Title
Mad men take over the coalition
Published in
British Journal of General Practice, January 2011
DOI 10.3399/bjgp11x549126
Pubmed ID
Authors

Mike Fitzpatrick

Twitter Demographics

The data shown below were collected from the profile of 1 tweeter who shared this research output. Click here to find out more about how the information was compiled.

Attention Score in Context

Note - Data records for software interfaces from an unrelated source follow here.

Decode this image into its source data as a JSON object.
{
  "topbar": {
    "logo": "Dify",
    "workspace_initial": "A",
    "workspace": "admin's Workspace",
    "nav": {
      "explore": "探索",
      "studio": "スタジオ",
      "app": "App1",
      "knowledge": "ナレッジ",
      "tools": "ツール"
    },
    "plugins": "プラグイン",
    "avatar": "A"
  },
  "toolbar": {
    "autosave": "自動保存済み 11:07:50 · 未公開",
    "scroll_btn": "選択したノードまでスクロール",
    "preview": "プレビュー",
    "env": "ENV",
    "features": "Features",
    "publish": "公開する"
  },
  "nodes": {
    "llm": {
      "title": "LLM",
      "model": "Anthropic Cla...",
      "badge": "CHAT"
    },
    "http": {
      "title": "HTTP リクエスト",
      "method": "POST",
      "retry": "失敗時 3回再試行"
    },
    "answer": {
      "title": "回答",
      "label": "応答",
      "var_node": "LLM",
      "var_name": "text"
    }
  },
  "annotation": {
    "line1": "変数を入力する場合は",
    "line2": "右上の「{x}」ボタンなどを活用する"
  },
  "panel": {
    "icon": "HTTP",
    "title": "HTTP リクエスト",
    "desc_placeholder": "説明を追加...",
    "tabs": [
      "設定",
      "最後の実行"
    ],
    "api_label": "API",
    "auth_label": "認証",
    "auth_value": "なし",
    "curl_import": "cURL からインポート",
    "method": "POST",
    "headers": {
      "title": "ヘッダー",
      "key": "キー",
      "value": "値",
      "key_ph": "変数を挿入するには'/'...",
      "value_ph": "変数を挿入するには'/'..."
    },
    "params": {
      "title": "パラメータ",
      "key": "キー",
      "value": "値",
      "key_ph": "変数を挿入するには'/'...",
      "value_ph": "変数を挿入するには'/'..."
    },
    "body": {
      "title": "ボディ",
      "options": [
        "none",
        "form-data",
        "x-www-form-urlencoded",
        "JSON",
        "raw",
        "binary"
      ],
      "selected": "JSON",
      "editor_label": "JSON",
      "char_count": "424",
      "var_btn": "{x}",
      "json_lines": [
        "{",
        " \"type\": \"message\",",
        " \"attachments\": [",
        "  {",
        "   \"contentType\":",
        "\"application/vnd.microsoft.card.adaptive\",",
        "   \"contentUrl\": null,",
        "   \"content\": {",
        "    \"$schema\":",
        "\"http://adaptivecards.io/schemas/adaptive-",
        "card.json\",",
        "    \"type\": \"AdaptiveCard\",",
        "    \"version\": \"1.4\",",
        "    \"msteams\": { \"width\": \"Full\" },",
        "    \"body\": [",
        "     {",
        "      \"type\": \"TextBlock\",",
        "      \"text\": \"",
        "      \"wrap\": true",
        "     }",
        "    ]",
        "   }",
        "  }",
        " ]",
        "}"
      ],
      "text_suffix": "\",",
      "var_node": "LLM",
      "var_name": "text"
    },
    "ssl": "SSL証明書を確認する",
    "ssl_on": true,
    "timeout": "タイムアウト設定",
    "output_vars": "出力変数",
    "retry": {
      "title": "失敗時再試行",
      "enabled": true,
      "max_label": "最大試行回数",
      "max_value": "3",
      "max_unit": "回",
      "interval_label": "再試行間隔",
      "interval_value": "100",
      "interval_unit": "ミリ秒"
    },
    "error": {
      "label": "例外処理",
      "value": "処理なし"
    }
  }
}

This research output has an Altmetric Attention Score of 1. This is our high-level measure of the quality and quantity of online attention that it has received. This Attention Score, as well as the ranking and number of research outputs shown below, was calculated when the research output was last mentioned on 01 December 2021.
All research outputs
#13,182,607
of 19,862,278 outputs
Outputs from British Journal of General Practice
#3,043
of 3,943 outputs
Outputs of similar age
#196,932
of 347,172 outputs
Outputs of similar age from British Journal of General Practice
#41
of 52 outputs
Altmetric has tracked 19,862,278 research outputs across all sources so far. This one is in the 22nd percentile – i.e., 22% of other outputs scored the same or lower than it.
So far Altmetric has tracked 3,943 research outputs from this source. They typically receive a lot more attention than average, with a mean Attention Score of 16.8. This one is in the 15th percentile – i.e., 15% of its peers scored the same or lower than it.
Older research outputs will score higher simply because they've had more time to accumulate mentions. To account for age we can compare this Altmetric Attention Score to the 347,172 tracked outputs that were published within six weeks on either side of this one in any source. This one is in the 34th percentile – i.e., 34% of its contemporaries scored the same or lower than it.
We're also able to compare this research output to 52 others from the same source and published within six weeks on either side of this one. This one is in the 15th percentile – i.e., 15% of its contemporaries scored the same or lower than it.